*** EXERCISE MATERIAL Section Begins ***
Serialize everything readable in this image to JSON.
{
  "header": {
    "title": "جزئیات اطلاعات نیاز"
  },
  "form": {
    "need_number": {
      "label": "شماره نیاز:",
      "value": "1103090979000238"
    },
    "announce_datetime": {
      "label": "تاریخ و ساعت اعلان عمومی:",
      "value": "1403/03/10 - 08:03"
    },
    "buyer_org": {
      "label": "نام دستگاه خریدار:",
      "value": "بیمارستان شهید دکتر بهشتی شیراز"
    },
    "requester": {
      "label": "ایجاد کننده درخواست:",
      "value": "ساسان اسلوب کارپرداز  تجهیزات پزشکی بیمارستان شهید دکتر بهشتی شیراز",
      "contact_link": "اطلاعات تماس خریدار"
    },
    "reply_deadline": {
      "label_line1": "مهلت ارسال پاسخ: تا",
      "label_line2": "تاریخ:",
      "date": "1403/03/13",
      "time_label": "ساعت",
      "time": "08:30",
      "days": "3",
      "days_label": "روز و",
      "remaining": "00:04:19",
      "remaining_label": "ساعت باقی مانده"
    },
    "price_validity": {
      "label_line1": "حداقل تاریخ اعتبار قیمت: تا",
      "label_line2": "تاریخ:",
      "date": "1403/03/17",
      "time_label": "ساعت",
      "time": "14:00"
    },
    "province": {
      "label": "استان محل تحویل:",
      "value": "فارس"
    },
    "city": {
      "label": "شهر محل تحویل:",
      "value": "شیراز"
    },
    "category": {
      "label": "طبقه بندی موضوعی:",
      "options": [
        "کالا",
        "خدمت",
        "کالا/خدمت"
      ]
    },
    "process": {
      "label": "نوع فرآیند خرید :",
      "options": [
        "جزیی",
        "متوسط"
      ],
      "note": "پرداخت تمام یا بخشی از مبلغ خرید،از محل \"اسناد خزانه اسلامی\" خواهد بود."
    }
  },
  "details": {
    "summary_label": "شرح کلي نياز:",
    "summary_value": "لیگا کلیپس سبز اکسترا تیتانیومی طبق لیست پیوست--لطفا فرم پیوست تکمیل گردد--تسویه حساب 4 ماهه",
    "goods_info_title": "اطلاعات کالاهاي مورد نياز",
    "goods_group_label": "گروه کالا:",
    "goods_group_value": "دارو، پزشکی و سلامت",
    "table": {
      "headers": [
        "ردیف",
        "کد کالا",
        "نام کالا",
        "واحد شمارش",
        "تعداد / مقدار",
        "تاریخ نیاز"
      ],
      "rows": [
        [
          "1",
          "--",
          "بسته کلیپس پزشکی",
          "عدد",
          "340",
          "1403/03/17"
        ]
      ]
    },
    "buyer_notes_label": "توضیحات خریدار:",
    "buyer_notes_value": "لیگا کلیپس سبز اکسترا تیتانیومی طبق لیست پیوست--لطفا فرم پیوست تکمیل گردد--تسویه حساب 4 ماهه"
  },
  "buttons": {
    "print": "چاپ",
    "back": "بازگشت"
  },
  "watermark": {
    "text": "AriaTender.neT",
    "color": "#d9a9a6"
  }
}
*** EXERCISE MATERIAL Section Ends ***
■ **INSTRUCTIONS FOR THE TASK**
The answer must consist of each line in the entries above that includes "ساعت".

■ **WRITTEN SOLUTION**
      "label": "تاریخ و ساعت اعلان عمومی:",
      "time_label": "ساعت",
      "remaining_label": "ساعت باقی مانده"
      "time_label": "ساعت",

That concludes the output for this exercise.